[Provided material Boundary: Start]

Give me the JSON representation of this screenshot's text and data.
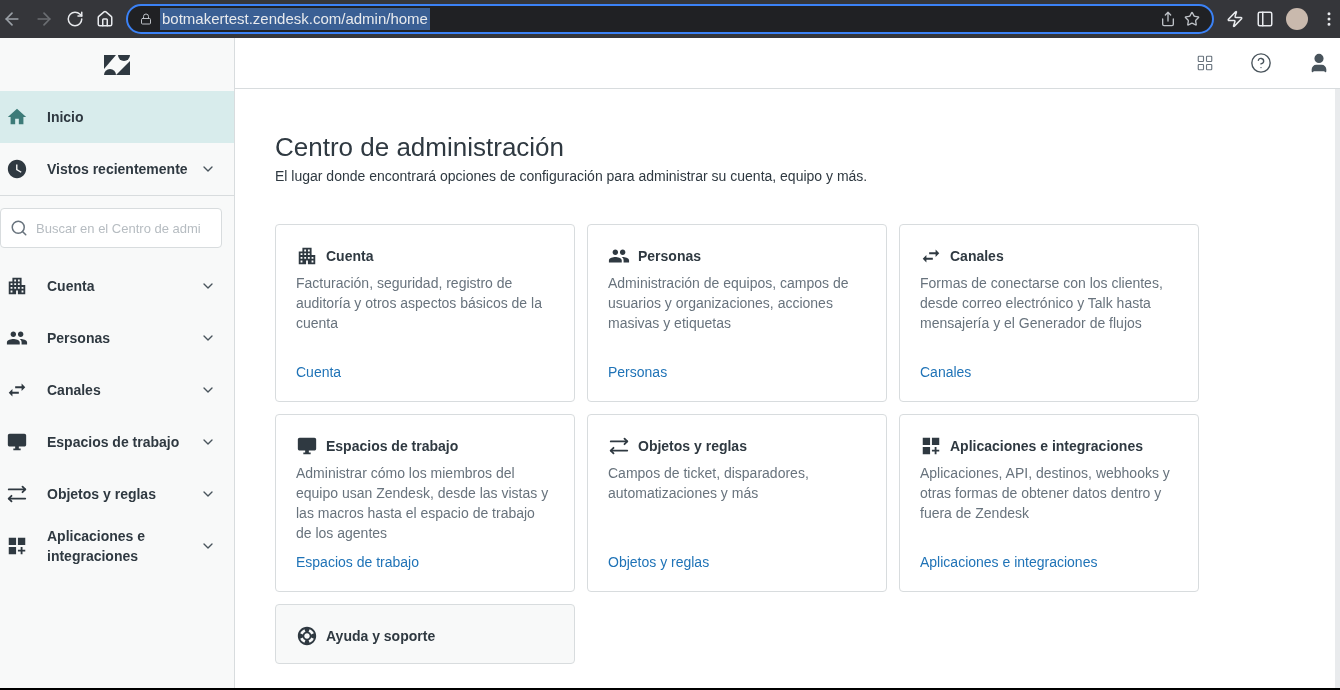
{
  "browser": {
    "url": "botmakertest.zendesk.com/admin/home",
    "url_selected": true,
    "forward_disabled": true
  },
  "sidebar": {
    "items": [
      {
        "label": "Inicio",
        "selected": true,
        "expandable": false
      },
      {
        "label": "Vistos recientemente",
        "selected": false,
        "expandable": true,
        "expanded": false
      }
    ],
    "search": {
      "placeholder": "Buscar en el Centro de admi"
    },
    "sections": [
      {
        "label": "Cuenta",
        "selected": false,
        "expanded": false
      },
      {
        "label": "Personas",
        "selected": false,
        "expanded": false
      },
      {
        "label": "Canales",
        "selected": false,
        "expanded": false
      },
      {
        "label": "Espacios de trabajo",
        "selected": false,
        "expanded": false
      },
      {
        "label": "Objetos y reglas",
        "selected": false,
        "expanded": false
      },
      {
        "label": "Aplicaciones e integraciones",
        "selected": false,
        "expanded": false
      }
    ]
  },
  "page": {
    "title": "Centro de administración",
    "subtitle": "El lugar donde encontrará opciones de configuración para administrar su cuenta, equipo y más."
  },
  "cards": [
    {
      "title": "Cuenta",
      "description": "Facturación, seguridad, registro de auditoría y otros aspectos básicos de la cuenta",
      "link": "Cuenta",
      "kind": "normal"
    },
    {
      "title": "Personas",
      "description": "Administración de equipos, campos de usuarios y organizaciones, acciones masivas y etiquetas",
      "link": "Personas",
      "kind": "normal"
    },
    {
      "title": "Canales",
      "description": "Formas de conectarse con los clientes, desde correo electrónico y Talk hasta mensajería y el Generador de flujos",
      "link": "Canales",
      "kind": "normal"
    },
    {
      "title": "Espacios de trabajo",
      "description": "Administrar cómo los miembros del equipo usan Zendesk, desde las vistas y las macros hasta el espacio de trabajo de los agentes",
      "link": "Espacios de trabajo",
      "kind": "normal"
    },
    {
      "title": "Objetos y reglas",
      "description": "Campos de ticket, disparadores, automatizaciones y más",
      "link": "Objetos y reglas",
      "kind": "normal"
    },
    {
      "title": "Aplicaciones e integraciones",
      "description": "Aplicaciones, API, destinos, webhooks y otras formas de obtener datos dentro y fuera de Zendesk",
      "link": "Aplicaciones e integraciones",
      "kind": "normal"
    },
    {
      "title": "Ayuda y soporte",
      "kind": "support"
    }
  ]
}
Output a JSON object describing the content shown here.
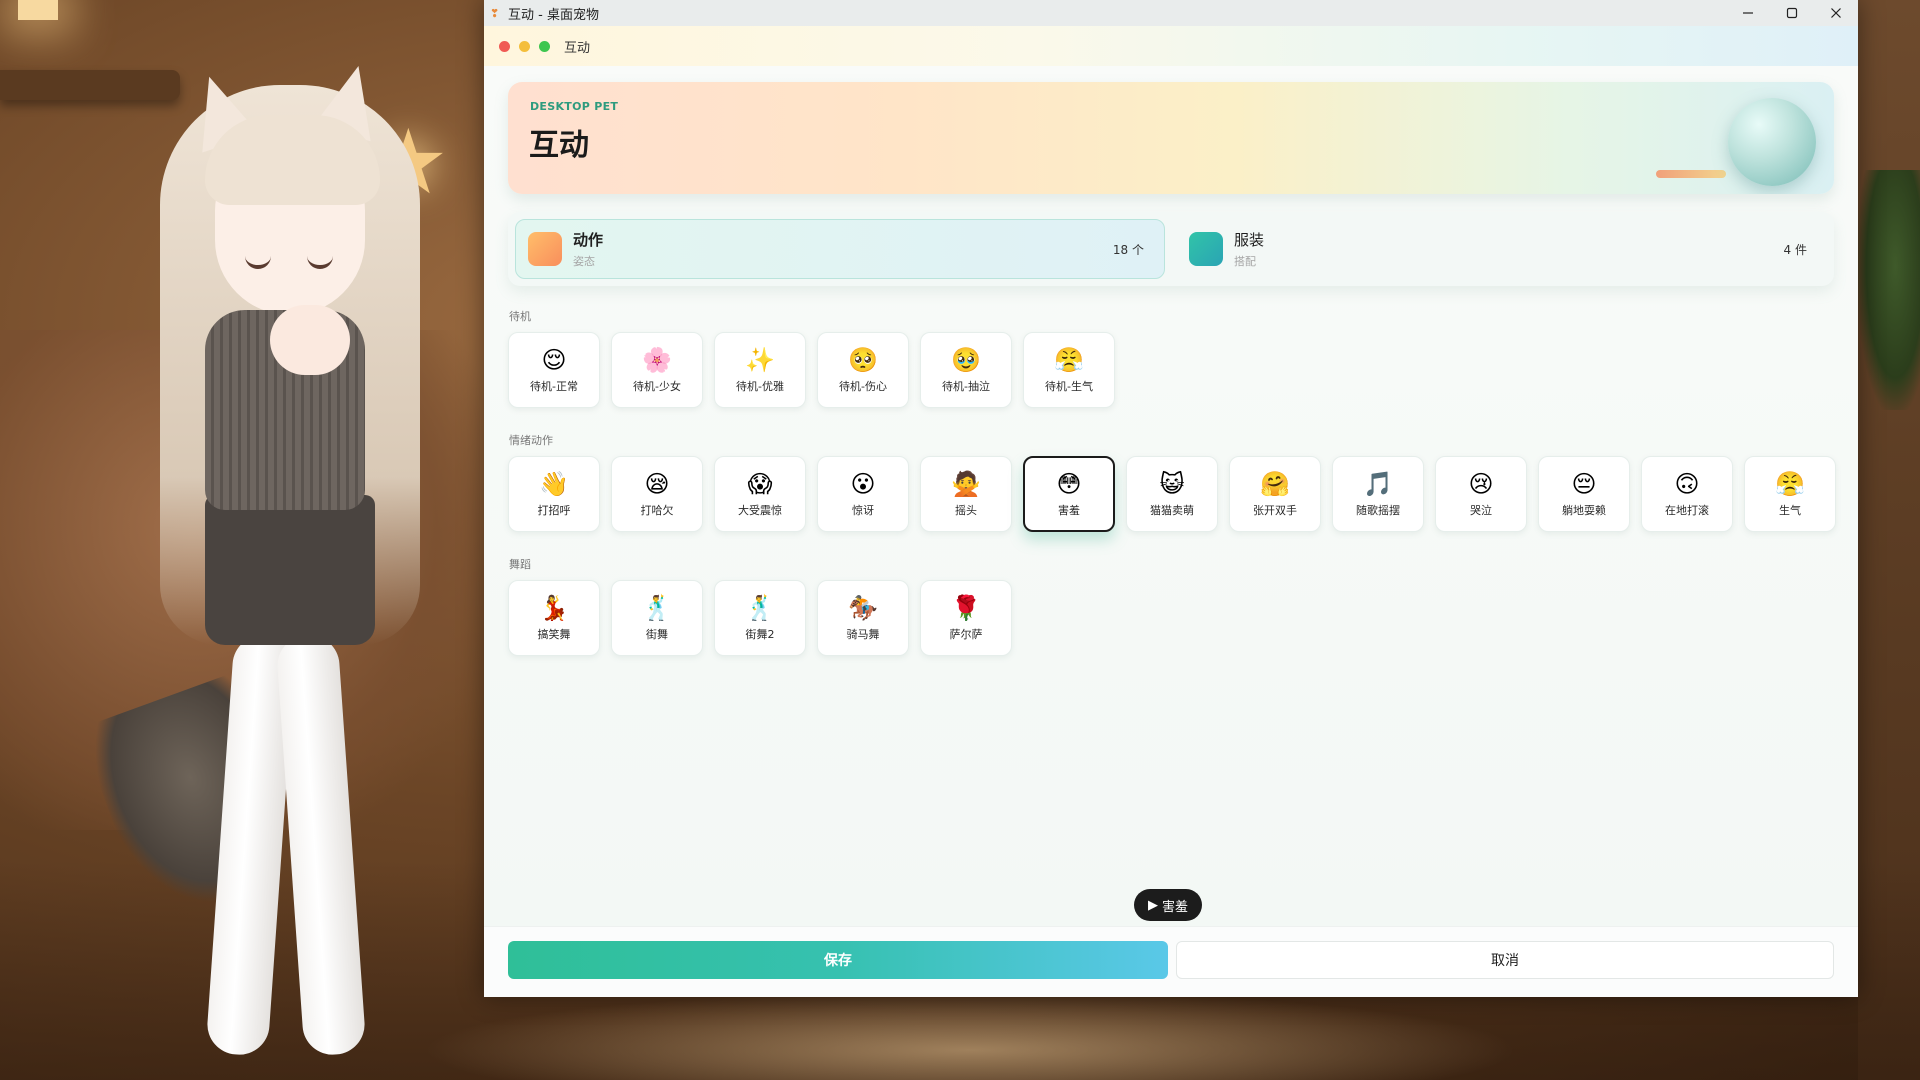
{
  "window": {
    "title": "互动 - 桌面宠物",
    "app_icon": "paw-icon"
  },
  "appbar": {
    "title": "互动"
  },
  "hero": {
    "subtitle": "DESKTOP PET",
    "title": "互动"
  },
  "tabs": [
    {
      "label": "动作",
      "sub": "姿态",
      "count": "18 个",
      "icon": "action-icon",
      "color": "#f98e5c"
    },
    {
      "label": "服装",
      "sub": "搭配",
      "count": "4 件",
      "icon": "outfit-icon",
      "color": "#2aa4b4"
    }
  ],
  "sections": {
    "idle": {
      "title": "待机",
      "items": [
        {
          "label": "待机-正常",
          "emoji": "😌"
        },
        {
          "label": "待机-少女",
          "emoji": "🌸"
        },
        {
          "label": "待机-优雅",
          "emoji": "✨"
        },
        {
          "label": "待机-伤心",
          "emoji": "🥺"
        },
        {
          "label": "待机-抽泣",
          "emoji": "🥹"
        },
        {
          "label": "待机-生气",
          "emoji": "😤"
        }
      ]
    },
    "emotion": {
      "title": "情绪动作",
      "items": [
        {
          "label": "打招呼",
          "emoji": "👋"
        },
        {
          "label": "打哈欠",
          "emoji": "😪"
        },
        {
          "label": "大受震惊",
          "emoji": "😱"
        },
        {
          "label": "惊讶",
          "emoji": "😮"
        },
        {
          "label": "摇头",
          "emoji": "🙅"
        },
        {
          "label": "害羞",
          "emoji": "😳",
          "selected": true
        },
        {
          "label": "猫猫卖萌",
          "emoji": "😺"
        },
        {
          "label": "张开双手",
          "emoji": "🤗"
        },
        {
          "label": "随歌摇摆",
          "emoji": "🎵"
        },
        {
          "label": "哭泣",
          "emoji": "😢"
        },
        {
          "label": "躺地耍赖",
          "emoji": "😔"
        },
        {
          "label": "在地打滚",
          "emoji": "🙃"
        },
        {
          "label": "生气",
          "emoji": "😤"
        }
      ]
    },
    "dance": {
      "title": "舞蹈",
      "items": [
        {
          "label": "搞笑舞",
          "emoji": "💃"
        },
        {
          "label": "街舞",
          "emoji": "🕺"
        },
        {
          "label": "街舞2",
          "emoji": "🕺"
        },
        {
          "label": "骑马舞",
          "emoji": "🏇"
        },
        {
          "label": "萨尔萨",
          "emoji": "🌹"
        }
      ]
    }
  },
  "now_playing": {
    "icon": "▶",
    "label": "害羞"
  },
  "footer": {
    "save_label": "保存",
    "cancel_label": "取消"
  },
  "colors": {
    "accent": "#2fbf98",
    "accent_end": "#5ac8e8",
    "selected_border": "#1b1b1b"
  }
}
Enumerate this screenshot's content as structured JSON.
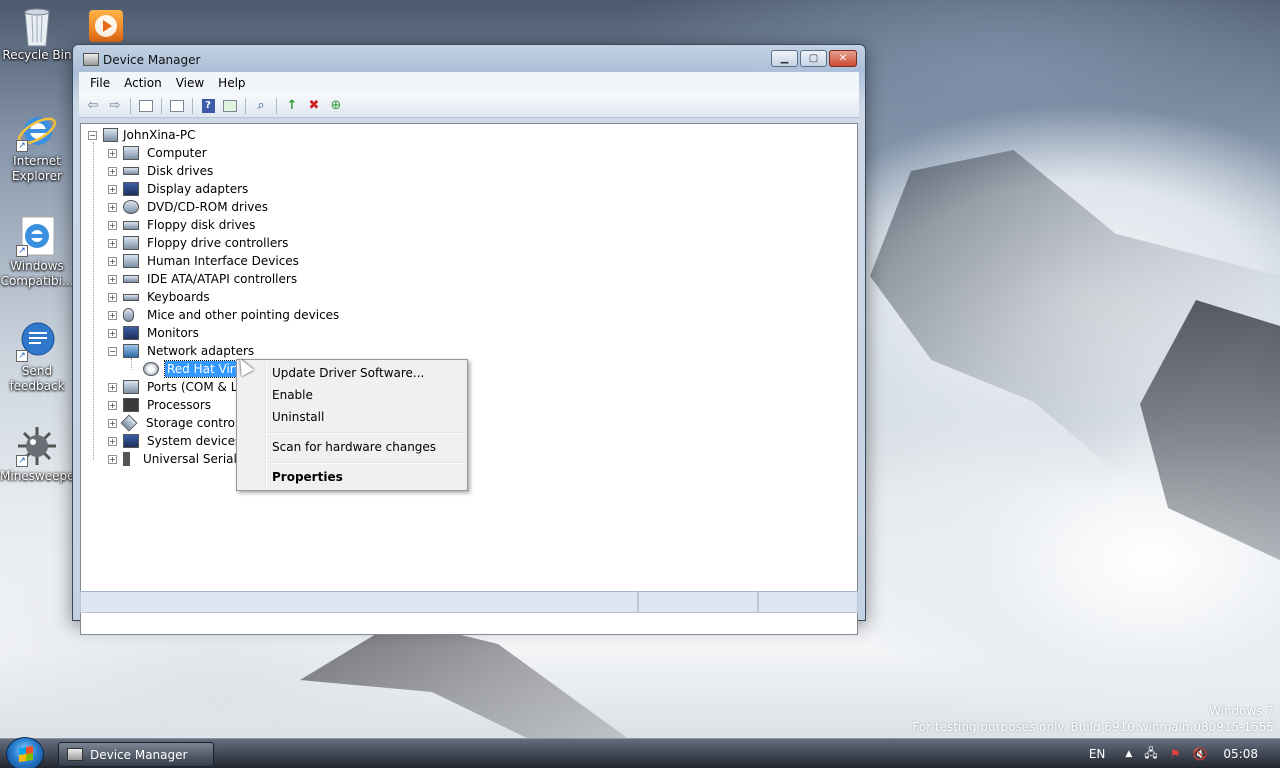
{
  "desktop": {
    "icons": [
      {
        "label": "Recycle Bin",
        "icon": "recycle-bin-icon"
      },
      {
        "label": "Internet Explorer",
        "icon": "internet-explorer-icon"
      },
      {
        "label": "Windows Compatibi...",
        "icon": "internet-explorer-icon"
      },
      {
        "label": "Send feedback",
        "icon": "send-feedback-icon"
      },
      {
        "label": "Minesweeper",
        "icon": "minesweeper-icon"
      }
    ],
    "watermark": {
      "line1": "Windows 7",
      "line2": "For testing purposes only. Build 6910.winmain.080915-1555"
    }
  },
  "window": {
    "title": "Device Manager",
    "title_icon": "device-manager-icon",
    "caption_buttons": {
      "minimize": "▁",
      "maximize": "▢",
      "close": "✕"
    },
    "menu": [
      "File",
      "Action",
      "View",
      "Help"
    ],
    "toolbar_icons": [
      "back-icon",
      "forward-icon",
      "show-hide-console-tree-icon",
      "properties-icon",
      "help-icon",
      "action-pane-icon",
      "scan-hardware-icon",
      "update-driver-icon",
      "uninstall-icon",
      "enable-device-icon"
    ],
    "toolbar_glyphs": {
      "back": "⇦",
      "forward": "⇨",
      "scan": "⌕",
      "update": "↑",
      "uninstall": "✖",
      "enable": "⊕",
      "help": "?"
    }
  },
  "tree": {
    "root": "JohnXina-PC",
    "expanded_glyph": "−",
    "collapsed_glyph": "+",
    "categories": [
      {
        "label": "Computer",
        "icon": "computer-icon"
      },
      {
        "label": "Disk drives",
        "icon": "disk-drive-icon"
      },
      {
        "label": "Display adapters",
        "icon": "display-adapter-icon"
      },
      {
        "label": "DVD/CD-ROM drives",
        "icon": "dvd-drive-icon"
      },
      {
        "label": "Floppy disk drives",
        "icon": "floppy-disk-icon"
      },
      {
        "label": "Floppy drive controllers",
        "icon": "floppy-controller-icon"
      },
      {
        "label": "Human Interface Devices",
        "icon": "hid-icon"
      },
      {
        "label": "IDE ATA/ATAPI controllers",
        "icon": "ide-controller-icon"
      },
      {
        "label": "Keyboards",
        "icon": "keyboard-icon"
      },
      {
        "label": "Mice and other pointing devices",
        "icon": "mouse-icon"
      },
      {
        "label": "Monitors",
        "icon": "monitor-icon"
      },
      {
        "label": "Network adapters",
        "icon": "network-adapter-icon",
        "expanded": true
      },
      {
        "label": "Red Hat VirtIO",
        "icon": "network-card-icon",
        "child": true,
        "selected": true
      },
      {
        "label": "Ports (COM & LPT",
        "icon": "port-icon"
      },
      {
        "label": "Processors",
        "icon": "processor-icon"
      },
      {
        "label": "Storage controller",
        "icon": "storage-controller-icon"
      },
      {
        "label": "System devices",
        "icon": "system-devices-icon"
      },
      {
        "label": "Universal Serial Bu",
        "icon": "usb-icon"
      }
    ]
  },
  "context_menu": {
    "items": [
      {
        "label": "Update Driver Software..."
      },
      {
        "label": "Enable"
      },
      {
        "label": "Uninstall"
      },
      {
        "label": "Scan for hardware changes"
      },
      {
        "label": "Properties",
        "bold": true
      }
    ]
  },
  "taskbar": {
    "task_button": "Device Manager",
    "language": "EN",
    "clock": "05:08",
    "tray_glyphs": {
      "show_hidden": "▲",
      "network": "🖧",
      "action_center": "⚑",
      "volume": "🔇"
    }
  },
  "colors": {
    "selection": "#3399ff",
    "window_frame": "#c3d2e2",
    "taskbar": "#1e2530"
  }
}
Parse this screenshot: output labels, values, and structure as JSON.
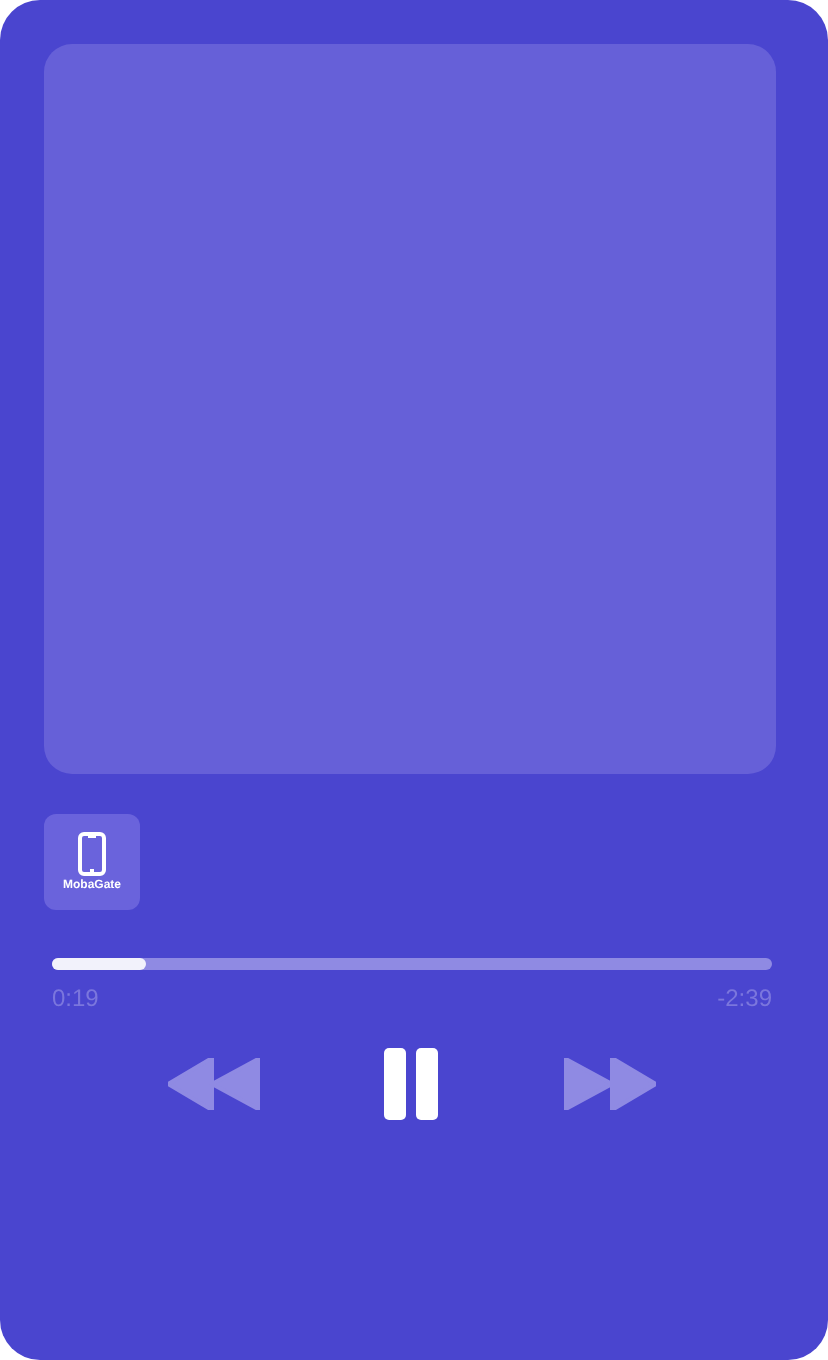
{
  "app_badge": {
    "label": "MobaGate"
  },
  "progress": {
    "level": 0.13,
    "elapsed": "0:19",
    "remaining": "-2:39"
  },
  "controls": {
    "playing": true
  }
}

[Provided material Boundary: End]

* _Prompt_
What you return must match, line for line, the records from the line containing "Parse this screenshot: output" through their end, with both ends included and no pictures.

* _Written answer_
Parse this screenshot: output labels, values, and structure as JSON.
{
  "app_badge": {
    "label": "MobaGate"
  },
  "progress": {
    "level": 0.13,
    "elapsed": "0:19",
    "remaining": "-2:39"
  },
  "controls": {
    "playing": true
  }
}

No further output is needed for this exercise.